During the night of September 30th on the 1st of October 2015, a subtropical depression (with a hot-core) developed on the coasts of North Africa. This depression then passed over Eastern Corsica and crossed the island before reaching the sea between Corsica and the continent on the afternoon of the 2nd of October (see map). Gusts of wind reaching 100 to 130 km/h on the coast and in the mountains and 150 to 160 km/h at Cap Corse were recorded.


Impressive waves crashed into the STARESO station, our equipment measured violent winds.

See: http://hdl.handle.net/2268/181058


3. Stranding of groupers

grouper-STARESODuring this same period at the beginning of October, 6 Epinephelus marginatus groupers beached on Calvi Bay, these individuals had glazed eyes, damaged skin and a swollen swim bladder (fish older than 10 years).

The results of anatomopathological analyses showed the presence of a nodavirus responsible for a viral encephalopathy and retinopathy (affecting the brain and the eyes). A month later, after an analysis of one of the groupers beached at Calvi in October confirmed an infection by the nodavirus (Viral Pathology Unit for fish, Plouzané-France), 16 other individuals presenting the same symptoms also died.

4. Invasive species

On the 20th of July 2015, a small strange crab was found in shallow water around STARESO. We determined that it was a Percnon gibbesi. Introduced into the Mediterranean fifteen years ago, it is currently listed as an invasive species we collected it for the first time on the West coast of Corsica.

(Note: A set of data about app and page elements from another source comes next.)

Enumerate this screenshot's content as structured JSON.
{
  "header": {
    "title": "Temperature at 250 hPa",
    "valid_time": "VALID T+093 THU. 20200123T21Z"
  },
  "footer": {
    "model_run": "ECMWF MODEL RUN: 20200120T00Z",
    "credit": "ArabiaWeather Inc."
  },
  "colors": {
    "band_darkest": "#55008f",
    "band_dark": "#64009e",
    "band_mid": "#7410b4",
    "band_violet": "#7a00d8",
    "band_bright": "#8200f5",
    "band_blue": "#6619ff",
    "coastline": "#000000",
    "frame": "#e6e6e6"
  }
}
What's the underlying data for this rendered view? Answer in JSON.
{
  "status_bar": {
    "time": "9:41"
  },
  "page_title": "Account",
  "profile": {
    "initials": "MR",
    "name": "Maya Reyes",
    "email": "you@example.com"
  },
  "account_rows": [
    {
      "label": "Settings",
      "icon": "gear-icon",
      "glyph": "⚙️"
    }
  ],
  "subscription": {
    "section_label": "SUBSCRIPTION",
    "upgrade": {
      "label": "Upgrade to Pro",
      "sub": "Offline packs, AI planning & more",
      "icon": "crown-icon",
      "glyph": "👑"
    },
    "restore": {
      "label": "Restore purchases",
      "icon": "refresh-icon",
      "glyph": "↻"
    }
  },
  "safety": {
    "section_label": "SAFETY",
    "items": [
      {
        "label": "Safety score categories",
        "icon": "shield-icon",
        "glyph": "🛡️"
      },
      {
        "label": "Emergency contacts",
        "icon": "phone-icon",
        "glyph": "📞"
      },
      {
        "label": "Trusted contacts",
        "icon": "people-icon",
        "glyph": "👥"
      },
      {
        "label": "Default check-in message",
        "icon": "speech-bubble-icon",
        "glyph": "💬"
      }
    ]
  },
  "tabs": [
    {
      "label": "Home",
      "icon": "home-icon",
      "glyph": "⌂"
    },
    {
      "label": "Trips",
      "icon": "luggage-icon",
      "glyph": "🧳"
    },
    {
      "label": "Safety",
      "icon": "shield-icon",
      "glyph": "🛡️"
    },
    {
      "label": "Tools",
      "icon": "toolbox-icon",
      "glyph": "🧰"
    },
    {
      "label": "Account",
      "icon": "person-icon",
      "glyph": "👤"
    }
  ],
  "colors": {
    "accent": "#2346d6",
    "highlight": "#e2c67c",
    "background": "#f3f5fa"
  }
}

Conclusions 

Considered separately, these events may seem to be mere scientific curiosities, “general news items”, but:

-Posidonia flowering is linked to a greater quantity of light and/or an increase in temperature,
- The nodavirus, suspected of being particularly active during hot periods, it can be transmitted to other species of fish, furthermore fishes that survive remain carriers of the infection,
- The violence of the subtropical depression was fuelled by abnormally high surface water temperatures,
- The Mediterranean, which is a biodiversity hotspot, is being subjected to growing pressure from newly introduced species (carried by boats, aquaculture, the Suez Canal…) which can become invasive…

These extreme events are certainly linked to climate change. Aware of these changes, the oceanographers of  the University of Liege and of  STARESO station launched a interdisciplinary programme. STARESO is a marine reference site, an exceptional  area, well preserved, studying coastal marine environment since 1970.This STARE-CAPMED project (Station of Reference and research on Change of local and global Anthropogenic Pressures on Mediterranean Ecosystems Drifts )  aims to maintain and develop time series of the physical, chemical and biological properties of the Calvi Bay to understand the Mediterranean changes, climate variability, and ecosystem responses.

The  responses to current local and global changes due to natural and anthropic pressure.It should make it possible either to implement or verify relevant evaluation indicators, new research methodologies and the establishment of a reference basis with an operational orientation in real time, in order to supply data and scientific expertise making it possible to help manage coastal waters. (Coordinator: Pierre Lejeune; Director, STARESO President: Gérard Bonifacio)

See : http://hdl.handle.net/2268/58948 - http://hdl.handle.net/2268/187710

STARESO vue